§ Goal of the exercise
Could you restate the whole listing word for word?
[Start of Attachment]
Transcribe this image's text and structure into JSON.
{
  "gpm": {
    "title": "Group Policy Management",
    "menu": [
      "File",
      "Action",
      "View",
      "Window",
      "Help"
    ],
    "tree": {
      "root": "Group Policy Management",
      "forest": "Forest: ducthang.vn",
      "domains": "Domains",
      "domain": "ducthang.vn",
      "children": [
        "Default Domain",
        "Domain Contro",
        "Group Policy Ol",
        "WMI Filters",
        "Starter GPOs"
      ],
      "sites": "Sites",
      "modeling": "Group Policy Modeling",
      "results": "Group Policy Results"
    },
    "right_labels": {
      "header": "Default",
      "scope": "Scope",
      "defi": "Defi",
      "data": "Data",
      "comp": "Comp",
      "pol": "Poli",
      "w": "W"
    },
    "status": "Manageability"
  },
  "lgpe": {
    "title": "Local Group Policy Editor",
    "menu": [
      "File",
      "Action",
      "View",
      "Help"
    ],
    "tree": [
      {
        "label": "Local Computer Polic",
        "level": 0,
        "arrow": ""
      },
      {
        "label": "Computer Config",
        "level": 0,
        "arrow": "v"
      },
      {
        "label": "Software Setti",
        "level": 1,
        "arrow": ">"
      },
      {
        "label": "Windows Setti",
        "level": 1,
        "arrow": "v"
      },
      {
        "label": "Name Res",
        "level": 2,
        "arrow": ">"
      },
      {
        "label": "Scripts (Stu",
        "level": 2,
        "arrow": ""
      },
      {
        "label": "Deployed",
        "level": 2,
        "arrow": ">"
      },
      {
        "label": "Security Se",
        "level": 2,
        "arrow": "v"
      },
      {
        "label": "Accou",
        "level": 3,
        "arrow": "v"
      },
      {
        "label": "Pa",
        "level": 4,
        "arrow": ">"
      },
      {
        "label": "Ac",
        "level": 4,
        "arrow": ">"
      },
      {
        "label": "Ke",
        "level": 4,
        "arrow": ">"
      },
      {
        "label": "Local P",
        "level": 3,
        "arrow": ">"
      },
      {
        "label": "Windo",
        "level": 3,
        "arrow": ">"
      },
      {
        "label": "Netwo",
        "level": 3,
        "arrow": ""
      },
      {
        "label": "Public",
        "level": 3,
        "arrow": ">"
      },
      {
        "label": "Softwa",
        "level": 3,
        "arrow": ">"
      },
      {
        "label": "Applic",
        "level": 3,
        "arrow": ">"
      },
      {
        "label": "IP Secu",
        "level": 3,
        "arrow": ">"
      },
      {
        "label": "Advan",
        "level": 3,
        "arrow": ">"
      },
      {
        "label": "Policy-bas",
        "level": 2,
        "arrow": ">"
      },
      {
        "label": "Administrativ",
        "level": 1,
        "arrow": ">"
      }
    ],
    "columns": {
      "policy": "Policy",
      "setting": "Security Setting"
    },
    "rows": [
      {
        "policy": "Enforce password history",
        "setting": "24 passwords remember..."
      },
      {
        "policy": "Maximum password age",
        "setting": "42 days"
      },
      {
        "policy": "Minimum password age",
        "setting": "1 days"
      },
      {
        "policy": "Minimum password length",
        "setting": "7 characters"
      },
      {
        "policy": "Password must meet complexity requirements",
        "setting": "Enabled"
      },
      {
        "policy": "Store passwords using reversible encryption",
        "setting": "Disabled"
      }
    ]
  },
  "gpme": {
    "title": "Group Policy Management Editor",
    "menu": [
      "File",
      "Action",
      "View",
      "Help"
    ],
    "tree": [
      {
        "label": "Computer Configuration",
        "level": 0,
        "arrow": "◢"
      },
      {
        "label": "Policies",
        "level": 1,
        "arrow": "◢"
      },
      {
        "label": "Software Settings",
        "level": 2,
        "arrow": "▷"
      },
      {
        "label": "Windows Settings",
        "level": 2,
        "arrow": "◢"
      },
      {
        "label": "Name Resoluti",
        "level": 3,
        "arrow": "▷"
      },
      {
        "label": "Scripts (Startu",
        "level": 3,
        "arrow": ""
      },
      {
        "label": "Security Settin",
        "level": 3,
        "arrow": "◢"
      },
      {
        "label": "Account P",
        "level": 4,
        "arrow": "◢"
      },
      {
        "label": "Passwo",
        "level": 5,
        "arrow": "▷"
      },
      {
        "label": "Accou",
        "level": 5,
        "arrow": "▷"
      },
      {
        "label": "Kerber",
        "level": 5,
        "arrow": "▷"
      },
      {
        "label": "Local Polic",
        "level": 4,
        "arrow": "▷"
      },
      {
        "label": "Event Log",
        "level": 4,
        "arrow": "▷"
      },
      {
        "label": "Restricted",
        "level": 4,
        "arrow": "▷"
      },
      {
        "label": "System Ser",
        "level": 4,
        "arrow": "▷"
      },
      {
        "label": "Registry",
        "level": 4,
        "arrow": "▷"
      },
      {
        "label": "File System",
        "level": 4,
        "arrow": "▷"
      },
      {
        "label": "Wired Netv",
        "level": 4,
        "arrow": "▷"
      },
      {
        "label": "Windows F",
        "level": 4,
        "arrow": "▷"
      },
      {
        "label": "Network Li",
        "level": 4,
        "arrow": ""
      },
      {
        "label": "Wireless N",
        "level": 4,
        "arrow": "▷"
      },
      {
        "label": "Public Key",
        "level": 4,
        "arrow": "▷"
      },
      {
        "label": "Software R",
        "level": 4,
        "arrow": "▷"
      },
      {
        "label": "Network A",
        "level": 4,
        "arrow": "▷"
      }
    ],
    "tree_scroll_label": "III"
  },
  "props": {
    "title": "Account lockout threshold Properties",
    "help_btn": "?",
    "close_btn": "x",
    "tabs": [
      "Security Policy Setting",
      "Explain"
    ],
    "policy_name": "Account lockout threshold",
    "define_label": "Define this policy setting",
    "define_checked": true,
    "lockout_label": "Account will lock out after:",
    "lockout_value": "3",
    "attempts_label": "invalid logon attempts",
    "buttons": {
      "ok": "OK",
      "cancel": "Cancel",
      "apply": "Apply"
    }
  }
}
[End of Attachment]
§ Task output
Transcribe this image's text and structure into JSON.
{
  "gpm": {
    "title": "Group Policy Management",
    "menu": [
      "File",
      "Action",
      "View",
      "Window",
      "Help"
    ],
    "tree": {
      "root": "Group Policy Management",
      "forest": "Forest: ducthang.vn",
      "domains": "Domains",
      "domain": "ducthang.vn",
      "children": [
        "Default Domain",
        "Domain Contro",
        "Group Policy Ol",
        "WMI Filters",
        "Starter GPOs"
      ],
      "sites": "Sites",
      "modeling": "Group Policy Modeling",
      "results": "Group Policy Results"
    },
    "right_labels": {
      "header": "Default",
      "scope": "Scope",
      "defi": "Defi",
      "data": "Data",
      "comp": "Comp",
      "pol": "Poli",
      "w": "W"
    },
    "status": "Manageability"
  },
  "lgpe": {
    "title": "Local Group Policy Editor",
    "menu": [
      "File",
      "Action",
      "View",
      "Help"
    ],
    "tree": [
      {
        "label": "Local Computer Polic",
        "level": 0,
        "arrow": ""
      },
      {
        "label": "Computer Config",
        "level": 0,
        "arrow": "v"
      },
      {
        "label": "Software Setti",
        "level": 1,
        "arrow": ">"
      },
      {
        "label": "Windows Setti",
        "level": 1,
        "arrow": "v"
      },
      {
        "label": "Name Res",
        "level": 2,
        "arrow": ">"
      },
      {
        "label": "Scripts (Stu",
        "level": 2,
        "arrow": ""
      },
      {
        "label": "Deployed",
        "level": 2,
        "arrow": ">"
      },
      {
        "label": "Security Se",
        "level": 2,
        "arrow": "v"
      },
      {
        "label": "Accou",
        "level": 3,
        "arrow": "v"
      },
      {
        "label": "Pa",
        "level": 4,
        "arrow": ">"
      },
      {
        "label": "Ac",
        "level": 4,
        "arrow": ">"
      },
      {
        "label": "Ke",
        "level": 4,
        "arrow": ">"
      },
      {
        "label": "Local P",
        "level": 3,
        "arrow": ">"
      },
      {
        "label": "Windo",
        "level": 3,
        "arrow": ">"
      },
      {
        "label": "Netwo",
        "level": 3,
        "arrow": ""
      },
      {
        "label": "Public",
        "level": 3,
        "arrow": ">"
      },
      {
        "label": "Softwa",
        "level": 3,
        "arrow": ">"
      },
      {
        "label": "Applic",
        "level": 3,
        "arrow": ">"
      },
      {
        "label": "IP Secu",
        "level": 3,
        "arrow": ">"
      },
      {
        "label": "Advan",
        "level": 3,
        "arrow": ">"
      },
      {
        "label": "Policy-bas",
        "level": 2,
        "arrow": ">"
      },
      {
        "label": "Administrativ",
        "level": 1,
        "arrow": ">"
      }
    ],
    "columns": {
      "policy": "Policy",
      "setting": "Security Setting"
    },
    "rows": [
      {
        "policy": "Enforce password history",
        "setting": "24 passwords remember..."
      },
      {
        "policy": "Maximum password age",
        "setting": "42 days"
      },
      {
        "policy": "Minimum password age",
        "setting": "1 days"
      },
      {
        "policy": "Minimum password length",
        "setting": "7 characters"
      },
      {
        "policy": "Password must meet complexity requirements",
        "setting": "Enabled"
      },
      {
        "policy": "Store passwords using reversible encryption",
        "setting": "Disabled"
      }
    ]
  },
  "gpme": {
    "title": "Group Policy Management Editor",
    "menu": [
      "File",
      "Action",
      "View",
      "Help"
    ],
    "tree": [
      {
        "label": "Computer Configuration",
        "level": 0,
        "arrow": "◢"
      },
      {
        "label": "Policies",
        "level": 1,
        "arrow": "◢"
      },
      {
        "label": "Software Settings",
        "level": 2,
        "arrow": "▷"
      },
      {
        "label": "Windows Settings",
        "level": 2,
        "arrow": "◢"
      },
      {
        "label": "Name Resoluti",
        "level": 3,
        "arrow": "▷"
      },
      {
        "label": "Scripts (Startu",
        "level": 3,
        "arrow": ""
      },
      {
        "label": "Security Settin",
        "level": 3,
        "arrow": "◢"
      },
      {
        "label": "Account P",
        "level": 4,
        "arrow": "◢"
      },
      {
        "label": "Passwo",
        "level": 5,
        "arrow": "▷"
      },
      {
        "label": "Accou",
        "level": 5,
        "arrow": "▷"
      },
      {
        "label": "Kerber",
        "level": 5,
        "arrow": "▷"
      },
      {
        "label": "Local Polic",
        "level": 4,
        "arrow": "▷"
      },
      {
        "label": "Event Log",
        "level": 4,
        "arrow": "▷"
      },
      {
        "label": "Restricted",
        "level": 4,
        "arrow": "▷"
      },
      {
        "label": "System Ser",
        "level": 4,
        "arrow": "▷"
      },
      {
        "label": "Registry",
        "level": 4,
        "arrow": "▷"
      },
      {
        "label": "File System",
        "level": 4,
        "arrow": "▷"
      },
      {
        "label": "Wired Netv",
        "level": 4,
        "arrow": "▷"
      },
      {
        "label": "Windows F",
        "level": 4,
        "arrow": "▷"
      },
      {
        "label": "Network Li",
        "level": 4,
        "arrow": ""
      },
      {
        "label": "Wireless N",
        "level": 4,
        "arrow": "▷"
      },
      {
        "label": "Public Key",
        "level": 4,
        "arrow": "▷"
      },
      {
        "label": "Software R",
        "level": 4,
        "arrow": "▷"
      },
      {
        "label": "Network A",
        "level": 4,
        "arrow": "▷"
      }
    ],
    "tree_scroll_label": "III"
  },
  "props": {
    "title": "Account lockout threshold Properties",
    "help_btn": "?",
    "close_btn": "x",
    "tabs": [
      "Security Policy Setting",
      "Explain"
    ],
    "policy_name": "Account lockout threshold",
    "define_label": "Define this policy setting",
    "define_checked": true,
    "lockout_label": "Account will lock out after:",
    "lockout_value": "3",
    "attempts_label": "invalid logon attempts",
    "buttons": {
      "ok": "OK",
      "cancel": "Cancel",
      "apply": "Apply"
    }
  }
}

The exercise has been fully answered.